** Supplied data follows **

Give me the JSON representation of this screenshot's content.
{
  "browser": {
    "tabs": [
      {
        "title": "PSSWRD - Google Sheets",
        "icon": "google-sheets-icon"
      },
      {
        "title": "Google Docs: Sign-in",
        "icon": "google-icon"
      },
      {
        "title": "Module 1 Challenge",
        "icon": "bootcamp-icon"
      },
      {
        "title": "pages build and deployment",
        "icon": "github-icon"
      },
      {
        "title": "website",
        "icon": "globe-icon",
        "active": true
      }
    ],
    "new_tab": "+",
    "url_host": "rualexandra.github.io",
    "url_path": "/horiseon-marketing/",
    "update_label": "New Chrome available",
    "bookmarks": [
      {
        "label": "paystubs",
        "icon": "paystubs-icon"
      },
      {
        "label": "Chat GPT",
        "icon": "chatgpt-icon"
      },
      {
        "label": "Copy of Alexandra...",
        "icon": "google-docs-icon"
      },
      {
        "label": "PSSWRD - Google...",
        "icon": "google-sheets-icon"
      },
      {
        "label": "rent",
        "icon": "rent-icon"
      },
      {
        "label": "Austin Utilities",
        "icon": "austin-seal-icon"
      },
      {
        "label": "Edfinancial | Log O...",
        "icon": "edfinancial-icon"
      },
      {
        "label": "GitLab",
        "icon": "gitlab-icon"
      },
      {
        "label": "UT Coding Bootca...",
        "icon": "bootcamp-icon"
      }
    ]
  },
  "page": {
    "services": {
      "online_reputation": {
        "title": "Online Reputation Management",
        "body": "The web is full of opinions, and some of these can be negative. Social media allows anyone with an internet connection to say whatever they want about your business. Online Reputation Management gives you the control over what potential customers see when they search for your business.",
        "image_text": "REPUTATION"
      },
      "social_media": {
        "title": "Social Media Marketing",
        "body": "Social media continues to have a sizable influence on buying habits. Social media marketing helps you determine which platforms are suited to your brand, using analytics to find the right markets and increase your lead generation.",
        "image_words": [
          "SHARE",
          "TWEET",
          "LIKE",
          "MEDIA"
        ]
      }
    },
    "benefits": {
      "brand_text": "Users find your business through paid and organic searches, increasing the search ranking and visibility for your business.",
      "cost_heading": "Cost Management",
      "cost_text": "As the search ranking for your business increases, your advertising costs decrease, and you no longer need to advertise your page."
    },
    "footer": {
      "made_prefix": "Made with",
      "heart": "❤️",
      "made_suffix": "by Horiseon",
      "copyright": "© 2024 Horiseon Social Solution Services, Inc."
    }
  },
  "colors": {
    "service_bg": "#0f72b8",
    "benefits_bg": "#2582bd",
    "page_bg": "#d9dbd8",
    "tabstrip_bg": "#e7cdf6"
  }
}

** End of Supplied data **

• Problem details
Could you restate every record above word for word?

• Answer area
Give me the JSON representation of this screenshot's content.
{
  "browser": {
    "tabs": [
      {
        "title": "PSSWRD - Google Sheets",
        "icon": "google-sheets-icon"
      },
      {
        "title": "Google Docs: Sign-in",
        "icon": "google-icon"
      },
      {
        "title": "Module 1 Challenge",
        "icon": "bootcamp-icon"
      },
      {
        "title": "pages build and deployment",
        "icon": "github-icon"
      },
      {
        "title": "website",
        "icon": "globe-icon",
        "active": true
      }
    ],
    "new_tab": "+",
    "url_host": "rualexandra.github.io",
    "url_path": "/horiseon-marketing/",
    "update_label": "New Chrome available",
    "bookmarks": [
      {
        "label": "paystubs",
        "icon": "paystubs-icon"
      },
      {
        "label": "Chat GPT",
        "icon": "chatgpt-icon"
      },
      {
        "label": "Copy of Alexandra...",
        "icon": "google-docs-icon"
      },
      {
        "label": "PSSWRD - Google...",
        "icon": "google-sheets-icon"
      },
      {
        "label": "rent",
        "icon": "rent-icon"
      },
      {
        "label": "Austin Utilities",
        "icon": "austin-seal-icon"
      },
      {
        "label": "Edfinancial | Log O...",
        "icon": "edfinancial-icon"
      },
      {
        "label": "GitLab",
        "icon": "gitlab-icon"
      },
      {
        "label": "UT Coding Bootca...",
        "icon": "bootcamp-icon"
      }
    ]
  },
  "page": {
    "services": {
      "online_reputation": {
        "title": "Online Reputation Management",
        "body": "The web is full of opinions, and some of these can be negative. Social media allows anyone with an internet connection to say whatever they want about your business. Online Reputation Management gives you the control over what potential customers see when they search for your business.",
        "image_text": "REPUTATION"
      },
      "social_media": {
        "title": "Social Media Marketing",
        "body": "Social media continues to have a sizable influence on buying habits. Social media marketing helps you determine which platforms are suited to your brand, using analytics to find the right markets and increase your lead generation.",
        "image_words": [
          "SHARE",
          "TWEET",
          "LIKE",
          "MEDIA"
        ]
      }
    },
    "benefits": {
      "brand_text": "Users find your business through paid and organic searches, increasing the search ranking and visibility for your business.",
      "cost_heading": "Cost Management",
      "cost_text": "As the search ranking for your business increases, your advertising costs decrease, and you no longer need to advertise your page."
    },
    "footer": {
      "made_prefix": "Made with",
      "heart": "❤️",
      "made_suffix": "by Horiseon",
      "copyright": "© 2024 Horiseon Social Solution Services, Inc."
    }
  },
  "colors": {
    "service_bg": "#0f72b8",
    "benefits_bg": "#2582bd",
    "page_bg": "#d9dbd8",
    "tabstrip_bg": "#e7cdf6"
  }
}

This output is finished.